▶ **WHAT IS BEING ASKED**: Within the records below, find each line with the word "JSON" and copy it out.

▶ **Items from an interface collection**:
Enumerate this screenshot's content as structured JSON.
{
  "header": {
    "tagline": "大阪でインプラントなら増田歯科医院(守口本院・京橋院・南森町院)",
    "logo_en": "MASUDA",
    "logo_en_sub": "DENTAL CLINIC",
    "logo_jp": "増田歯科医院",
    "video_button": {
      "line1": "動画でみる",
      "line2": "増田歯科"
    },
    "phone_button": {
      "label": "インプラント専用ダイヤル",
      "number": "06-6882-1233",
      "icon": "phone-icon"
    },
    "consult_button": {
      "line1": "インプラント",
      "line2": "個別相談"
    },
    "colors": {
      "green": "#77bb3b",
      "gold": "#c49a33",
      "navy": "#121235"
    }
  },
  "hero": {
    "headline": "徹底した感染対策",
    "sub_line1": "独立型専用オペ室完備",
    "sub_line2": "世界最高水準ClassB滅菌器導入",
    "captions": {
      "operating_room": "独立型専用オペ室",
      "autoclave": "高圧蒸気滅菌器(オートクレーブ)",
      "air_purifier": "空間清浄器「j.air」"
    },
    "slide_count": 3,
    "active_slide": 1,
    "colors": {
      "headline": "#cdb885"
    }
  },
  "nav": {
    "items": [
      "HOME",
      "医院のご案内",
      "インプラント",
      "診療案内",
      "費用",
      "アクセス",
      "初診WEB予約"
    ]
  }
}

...

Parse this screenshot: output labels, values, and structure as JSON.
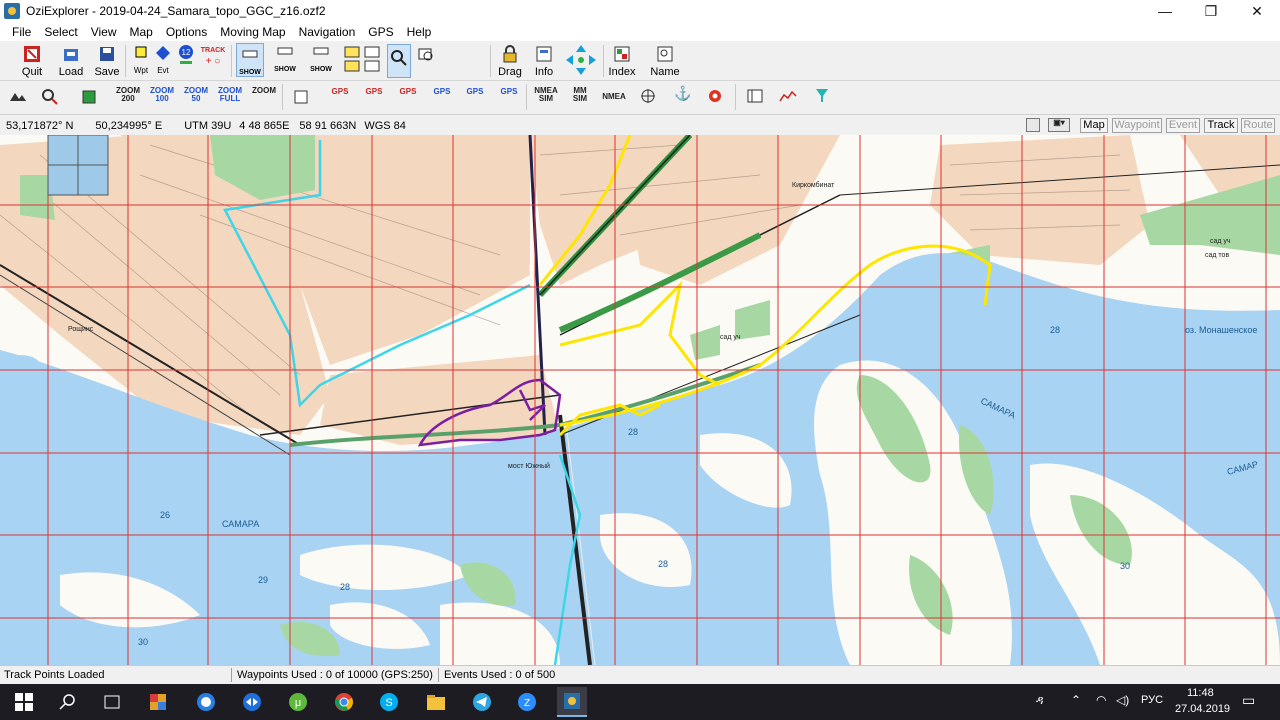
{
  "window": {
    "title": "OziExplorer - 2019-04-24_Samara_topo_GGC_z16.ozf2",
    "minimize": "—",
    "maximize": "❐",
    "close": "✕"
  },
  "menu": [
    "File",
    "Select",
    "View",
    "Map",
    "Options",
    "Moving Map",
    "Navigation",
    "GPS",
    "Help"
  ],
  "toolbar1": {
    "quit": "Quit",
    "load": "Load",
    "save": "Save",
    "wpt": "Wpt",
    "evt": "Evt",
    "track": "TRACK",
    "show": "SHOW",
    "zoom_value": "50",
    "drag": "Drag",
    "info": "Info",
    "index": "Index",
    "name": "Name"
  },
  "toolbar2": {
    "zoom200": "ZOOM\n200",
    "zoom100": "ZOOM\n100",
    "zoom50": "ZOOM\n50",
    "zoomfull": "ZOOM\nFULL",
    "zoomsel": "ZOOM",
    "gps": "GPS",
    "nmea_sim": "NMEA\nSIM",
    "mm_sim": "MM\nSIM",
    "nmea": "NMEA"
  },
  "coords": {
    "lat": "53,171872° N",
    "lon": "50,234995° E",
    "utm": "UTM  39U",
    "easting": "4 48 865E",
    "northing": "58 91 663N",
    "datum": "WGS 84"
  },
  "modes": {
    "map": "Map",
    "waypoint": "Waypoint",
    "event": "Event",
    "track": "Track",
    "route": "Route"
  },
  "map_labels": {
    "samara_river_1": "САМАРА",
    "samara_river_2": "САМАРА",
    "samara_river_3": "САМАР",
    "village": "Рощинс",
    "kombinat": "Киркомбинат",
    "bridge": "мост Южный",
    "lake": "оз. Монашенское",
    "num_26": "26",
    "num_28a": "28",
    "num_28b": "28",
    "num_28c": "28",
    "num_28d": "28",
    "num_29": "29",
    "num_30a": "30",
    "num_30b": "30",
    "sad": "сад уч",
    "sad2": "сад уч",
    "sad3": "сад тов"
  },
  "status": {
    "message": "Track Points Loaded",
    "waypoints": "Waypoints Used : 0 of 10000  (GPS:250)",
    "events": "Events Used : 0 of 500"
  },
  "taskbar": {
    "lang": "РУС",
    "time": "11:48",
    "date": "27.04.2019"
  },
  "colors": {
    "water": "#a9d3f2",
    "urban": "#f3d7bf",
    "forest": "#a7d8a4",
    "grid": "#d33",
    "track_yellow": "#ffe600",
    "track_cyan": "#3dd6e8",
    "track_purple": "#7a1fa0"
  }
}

▶ **WRITTEN ANSWER**:
Enumerate this screenshot's content as structured JSON.
Parse this screenshot: output labels, values, and structure as JSON.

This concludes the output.